# Task to carry out
Write out the records that follow with every word intact.
_ _ _ _ _
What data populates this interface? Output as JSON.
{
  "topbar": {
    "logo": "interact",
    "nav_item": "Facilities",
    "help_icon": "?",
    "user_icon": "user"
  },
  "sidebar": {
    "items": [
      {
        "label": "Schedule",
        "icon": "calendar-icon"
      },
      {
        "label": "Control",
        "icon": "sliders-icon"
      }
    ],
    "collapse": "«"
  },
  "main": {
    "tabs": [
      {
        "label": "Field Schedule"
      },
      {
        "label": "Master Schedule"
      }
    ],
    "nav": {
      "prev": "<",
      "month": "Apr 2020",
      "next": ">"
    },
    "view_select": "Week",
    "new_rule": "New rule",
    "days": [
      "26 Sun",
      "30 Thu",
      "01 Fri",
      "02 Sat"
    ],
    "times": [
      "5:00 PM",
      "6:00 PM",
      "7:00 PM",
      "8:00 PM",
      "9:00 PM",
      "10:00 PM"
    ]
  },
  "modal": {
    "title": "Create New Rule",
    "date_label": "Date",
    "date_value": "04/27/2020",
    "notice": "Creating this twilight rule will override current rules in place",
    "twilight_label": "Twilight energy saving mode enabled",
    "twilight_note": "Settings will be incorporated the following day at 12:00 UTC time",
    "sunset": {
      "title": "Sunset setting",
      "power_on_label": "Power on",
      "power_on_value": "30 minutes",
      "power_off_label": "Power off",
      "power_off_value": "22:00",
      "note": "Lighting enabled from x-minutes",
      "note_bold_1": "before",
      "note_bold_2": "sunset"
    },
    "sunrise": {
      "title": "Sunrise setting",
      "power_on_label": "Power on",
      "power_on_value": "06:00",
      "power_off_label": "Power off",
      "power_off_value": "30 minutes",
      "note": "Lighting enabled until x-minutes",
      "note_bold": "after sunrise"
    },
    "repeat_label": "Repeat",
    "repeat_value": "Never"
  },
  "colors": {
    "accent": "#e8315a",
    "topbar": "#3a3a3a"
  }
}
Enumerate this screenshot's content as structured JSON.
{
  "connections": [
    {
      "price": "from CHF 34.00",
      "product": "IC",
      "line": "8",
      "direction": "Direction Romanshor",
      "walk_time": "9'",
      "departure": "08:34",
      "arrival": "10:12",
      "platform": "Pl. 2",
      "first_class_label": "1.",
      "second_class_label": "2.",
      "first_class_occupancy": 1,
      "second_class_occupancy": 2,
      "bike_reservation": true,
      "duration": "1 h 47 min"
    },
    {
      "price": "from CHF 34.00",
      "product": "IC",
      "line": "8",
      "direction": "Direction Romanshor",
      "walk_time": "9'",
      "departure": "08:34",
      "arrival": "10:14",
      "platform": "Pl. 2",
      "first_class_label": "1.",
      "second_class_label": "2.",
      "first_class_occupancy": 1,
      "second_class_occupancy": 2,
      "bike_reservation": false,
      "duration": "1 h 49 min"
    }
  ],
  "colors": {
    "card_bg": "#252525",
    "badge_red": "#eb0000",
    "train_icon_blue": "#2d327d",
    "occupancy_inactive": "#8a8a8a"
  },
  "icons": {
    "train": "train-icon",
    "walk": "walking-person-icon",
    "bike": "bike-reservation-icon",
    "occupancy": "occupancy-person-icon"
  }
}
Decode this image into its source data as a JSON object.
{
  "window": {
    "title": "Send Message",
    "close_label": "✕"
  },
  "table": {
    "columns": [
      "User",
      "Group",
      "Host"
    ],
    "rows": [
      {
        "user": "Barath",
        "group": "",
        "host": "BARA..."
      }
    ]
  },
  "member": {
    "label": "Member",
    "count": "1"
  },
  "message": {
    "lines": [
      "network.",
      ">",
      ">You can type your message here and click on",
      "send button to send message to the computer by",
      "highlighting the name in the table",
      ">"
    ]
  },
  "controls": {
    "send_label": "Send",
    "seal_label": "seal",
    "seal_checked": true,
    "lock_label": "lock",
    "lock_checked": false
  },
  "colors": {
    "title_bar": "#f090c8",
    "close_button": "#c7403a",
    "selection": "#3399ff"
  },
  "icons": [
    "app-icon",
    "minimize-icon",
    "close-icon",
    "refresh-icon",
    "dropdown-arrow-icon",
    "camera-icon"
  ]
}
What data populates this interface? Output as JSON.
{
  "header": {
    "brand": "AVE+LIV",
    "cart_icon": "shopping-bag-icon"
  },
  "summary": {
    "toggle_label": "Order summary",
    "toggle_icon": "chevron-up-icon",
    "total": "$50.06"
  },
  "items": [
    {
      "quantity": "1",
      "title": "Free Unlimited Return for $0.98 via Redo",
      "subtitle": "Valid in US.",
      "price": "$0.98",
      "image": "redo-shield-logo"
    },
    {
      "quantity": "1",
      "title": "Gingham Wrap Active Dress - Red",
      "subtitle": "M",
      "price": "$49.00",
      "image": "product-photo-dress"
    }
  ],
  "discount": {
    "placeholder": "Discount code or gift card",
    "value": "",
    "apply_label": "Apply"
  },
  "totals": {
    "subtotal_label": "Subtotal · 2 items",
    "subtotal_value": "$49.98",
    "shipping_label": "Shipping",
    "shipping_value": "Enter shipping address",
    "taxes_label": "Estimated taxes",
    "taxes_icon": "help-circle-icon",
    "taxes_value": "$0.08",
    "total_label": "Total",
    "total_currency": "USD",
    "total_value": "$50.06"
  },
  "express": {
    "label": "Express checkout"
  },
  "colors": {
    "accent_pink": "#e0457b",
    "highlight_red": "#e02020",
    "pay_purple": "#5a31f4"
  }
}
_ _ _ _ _
# Task response
What data populates this interface? Output as JSON.
{
  "topbar": {
    "logo": "interact",
    "nav_item": "Facilities",
    "help_icon": "?",
    "user_icon": "user"
  },
  "sidebar": {
    "items": [
      {
        "label": "Schedule",
        "icon": "calendar-icon"
      },
      {
        "label": "Control",
        "icon": "sliders-icon"
      }
    ],
    "collapse": "«"
  },
  "main": {
    "tabs": [
      {
        "label": "Field Schedule"
      },
      {
        "label": "Master Schedule"
      }
    ],
    "nav": {
      "prev": "<",
      "month": "Apr 2020",
      "next": ">"
    },
    "view_select": "Week",
    "new_rule": "New rule",
    "days": [
      "26 Sun",
      "30 Thu",
      "01 Fri",
      "02 Sat"
    ],
    "times": [
      "5:00 PM",
      "6:00 PM",
      "7:00 PM",
      "8:00 PM",
      "9:00 PM",
      "10:00 PM"
    ]
  },
  "modal": {
    "title": "Create New Rule",
    "date_label": "Date",
    "date_value": "04/27/2020",
    "notice": "Creating this twilight rule will override current rules in place",
    "twilight_label": "Twilight energy saving mode enabled",
    "twilight_note": "Settings will be incorporated the following day at 12:00 UTC time",
    "sunset": {
      "title": "Sunset setting",
      "power_on_label": "Power on",
      "power_on_value": "30 minutes",
      "power_off_label": "Power off",
      "power_off_value": "22:00",
      "note": "Lighting enabled from x-minutes",
      "note_bold_1": "before",
      "note_bold_2": "sunset"
    },
    "sunrise": {
      "title": "Sunrise setting",
      "power_on_label": "Power on",
      "power_on_value": "06:00",
      "power_off_label": "Power off",
      "power_off_value": "30 minutes",
      "note": "Lighting enabled until x-minutes",
      "note_bold": "after sunrise"
    },
    "repeat_label": "Repeat",
    "repeat_value": "Never"
  },
  "colors": {
    "accent": "#e8315a",
    "topbar": "#3a3a3a"
  }
}
Enumerate this screenshot's content as structured JSON.
{
  "connections": [
    {
      "price": "from CHF 34.00",
      "product": "IC",
      "line": "8",
      "direction": "Direction Romanshor",
      "walk_time": "9'",
      "departure": "08:34",
      "arrival": "10:12",
      "platform": "Pl. 2",
      "first_class_label": "1.",
      "second_class_label": "2.",
      "first_class_occupancy": 1,
      "second_class_occupancy": 2,
      "bike_reservation": true,
      "duration": "1 h 47 min"
    },
    {
      "price": "from CHF 34.00",
      "product": "IC",
      "line": "8",
      "direction": "Direction Romanshor",
      "walk_time": "9'",
      "departure": "08:34",
      "arrival": "10:14",
      "platform": "Pl. 2",
      "first_class_label": "1.",
      "second_class_label": "2.",
      "first_class_occupancy": 1,
      "second_class_occupancy": 2,
      "bike_reservation": false,
      "duration": "1 h 49 min"
    }
  ],
  "colors": {
    "card_bg": "#252525",
    "badge_red": "#eb0000",
    "train_icon_blue": "#2d327d",
    "occupancy_inactive": "#8a8a8a"
  },
  "icons": {
    "train": "train-icon",
    "walk": "walking-person-icon",
    "bike": "bike-reservation-icon",
    "occupancy": "occupancy-person-icon"
  }
}
Decode this image into its source data as a JSON object.
{
  "window": {
    "title": "Send Message",
    "close_label": "✕"
  },
  "table": {
    "columns": [
      "User",
      "Group",
      "Host"
    ],
    "rows": [
      {
        "user": "Barath",
        "group": "",
        "host": "BARA..."
      }
    ]
  },
  "member": {
    "label": "Member",
    "count": "1"
  },
  "message": {
    "lines": [
      "network.",
      ">",
      ">You can type your message here and click on",
      "send button to send message to the computer by",
      "highlighting the name in the table",
      ">"
    ]
  },
  "controls": {
    "send_label": "Send",
    "seal_label": "seal",
    "seal_checked": true,
    "lock_label": "lock",
    "lock_checked": false
  },
  "colors": {
    "title_bar": "#f090c8",
    "close_button": "#c7403a",
    "selection": "#3399ff"
  },
  "icons": [
    "app-icon",
    "minimize-icon",
    "close-icon",
    "refresh-icon",
    "dropdown-arrow-icon",
    "camera-icon"
  ]
}
What data populates this interface? Output as JSON.
{
  "header": {
    "brand": "AVE+LIV",
    "cart_icon": "shopping-bag-icon"
  },
  "summary": {
    "toggle_label": "Order summary",
    "toggle_icon": "chevron-up-icon",
    "total": "$50.06"
  },
  "items": [
    {
      "quantity": "1",
      "title": "Free Unlimited Return for $0.98 via Redo",
      "subtitle": "Valid in US.",
      "price": "$0.98",
      "image": "redo-shield-logo"
    },
    {
      "quantity": "1",
      "title": "Gingham Wrap Active Dress - Red",
      "subtitle": "M",
      "price": "$49.00",
      "image": "product-photo-dress"
    }
  ],
  "discount": {
    "placeholder": "Discount code or gift card",
    "value": "",
    "apply_label": "Apply"
  },
  "totals": {
    "subtotal_label": "Subtotal · 2 items",
    "subtotal_value": "$49.98",
    "shipping_label": "Shipping",
    "shipping_value": "Enter shipping address",
    "taxes_label": "Estimated taxes",
    "taxes_icon": "help-circle-icon",
    "taxes_value": "$0.08",
    "total_label": "Total",
    "total_currency": "USD",
    "total_value": "$50.06"
  },
  "express": {
    "label": "Express checkout"
  },
  "colors": {
    "accent_pink": "#e0457b",
    "highlight_red": "#e02020",
    "pay_purple": "#5a31f4"
  }
}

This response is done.